= To do =
The reply must be the number of lines in the following material that include the word "Wesam", and nothing more.

= Records for this task =
Start of Block

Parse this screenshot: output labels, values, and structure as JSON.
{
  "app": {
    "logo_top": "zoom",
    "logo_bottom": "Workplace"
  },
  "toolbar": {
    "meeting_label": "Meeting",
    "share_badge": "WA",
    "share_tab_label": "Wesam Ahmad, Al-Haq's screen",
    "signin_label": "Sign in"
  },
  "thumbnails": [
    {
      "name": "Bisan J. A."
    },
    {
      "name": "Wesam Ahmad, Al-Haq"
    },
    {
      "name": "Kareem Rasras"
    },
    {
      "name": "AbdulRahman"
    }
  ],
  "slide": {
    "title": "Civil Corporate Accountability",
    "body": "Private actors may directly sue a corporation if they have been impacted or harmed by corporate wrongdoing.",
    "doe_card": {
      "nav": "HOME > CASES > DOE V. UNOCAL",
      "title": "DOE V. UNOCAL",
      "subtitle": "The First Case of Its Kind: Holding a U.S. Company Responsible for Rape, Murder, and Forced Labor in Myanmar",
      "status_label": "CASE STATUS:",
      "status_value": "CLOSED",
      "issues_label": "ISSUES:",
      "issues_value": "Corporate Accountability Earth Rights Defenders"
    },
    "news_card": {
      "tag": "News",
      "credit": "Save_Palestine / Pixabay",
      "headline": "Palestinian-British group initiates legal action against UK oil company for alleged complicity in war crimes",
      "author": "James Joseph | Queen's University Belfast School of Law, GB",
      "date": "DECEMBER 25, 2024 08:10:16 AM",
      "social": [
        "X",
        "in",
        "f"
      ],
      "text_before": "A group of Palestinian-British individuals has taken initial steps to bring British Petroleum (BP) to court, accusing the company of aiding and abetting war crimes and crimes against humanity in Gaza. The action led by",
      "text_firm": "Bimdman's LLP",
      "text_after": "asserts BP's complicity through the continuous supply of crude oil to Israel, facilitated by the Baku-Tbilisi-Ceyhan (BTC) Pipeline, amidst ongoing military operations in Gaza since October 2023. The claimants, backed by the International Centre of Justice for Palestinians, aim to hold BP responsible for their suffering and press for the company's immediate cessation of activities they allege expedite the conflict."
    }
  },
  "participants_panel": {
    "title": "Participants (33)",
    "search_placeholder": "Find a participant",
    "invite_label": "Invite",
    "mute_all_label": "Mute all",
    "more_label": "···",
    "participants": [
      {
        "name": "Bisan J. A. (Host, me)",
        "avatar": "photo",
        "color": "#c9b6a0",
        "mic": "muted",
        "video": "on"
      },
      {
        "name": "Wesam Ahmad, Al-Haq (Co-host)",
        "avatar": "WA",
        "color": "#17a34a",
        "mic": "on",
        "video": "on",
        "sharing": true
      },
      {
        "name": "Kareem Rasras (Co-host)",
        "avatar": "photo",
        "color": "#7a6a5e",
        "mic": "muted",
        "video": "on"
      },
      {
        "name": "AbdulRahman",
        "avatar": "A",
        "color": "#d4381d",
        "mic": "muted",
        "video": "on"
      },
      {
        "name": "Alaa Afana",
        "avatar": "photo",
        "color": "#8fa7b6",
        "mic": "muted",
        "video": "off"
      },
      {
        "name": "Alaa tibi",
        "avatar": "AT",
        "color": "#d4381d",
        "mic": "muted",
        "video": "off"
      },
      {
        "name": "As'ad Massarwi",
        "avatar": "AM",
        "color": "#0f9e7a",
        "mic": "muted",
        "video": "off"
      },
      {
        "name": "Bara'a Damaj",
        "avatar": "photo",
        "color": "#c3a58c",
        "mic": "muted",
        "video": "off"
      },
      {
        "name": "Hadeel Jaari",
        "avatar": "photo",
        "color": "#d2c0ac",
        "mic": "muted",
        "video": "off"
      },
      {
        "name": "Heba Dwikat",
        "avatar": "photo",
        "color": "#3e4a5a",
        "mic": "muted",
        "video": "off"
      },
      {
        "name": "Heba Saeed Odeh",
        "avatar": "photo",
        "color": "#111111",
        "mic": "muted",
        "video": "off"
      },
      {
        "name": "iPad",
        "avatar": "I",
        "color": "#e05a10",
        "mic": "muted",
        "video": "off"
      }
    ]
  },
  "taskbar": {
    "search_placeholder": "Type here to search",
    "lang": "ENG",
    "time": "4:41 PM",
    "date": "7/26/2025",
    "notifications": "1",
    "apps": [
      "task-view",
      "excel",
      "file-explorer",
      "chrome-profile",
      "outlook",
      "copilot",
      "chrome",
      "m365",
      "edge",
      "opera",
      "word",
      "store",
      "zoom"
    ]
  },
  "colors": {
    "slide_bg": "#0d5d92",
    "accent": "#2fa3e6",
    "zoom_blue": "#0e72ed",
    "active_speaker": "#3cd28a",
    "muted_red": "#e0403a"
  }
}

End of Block

= Response to the exercise =
3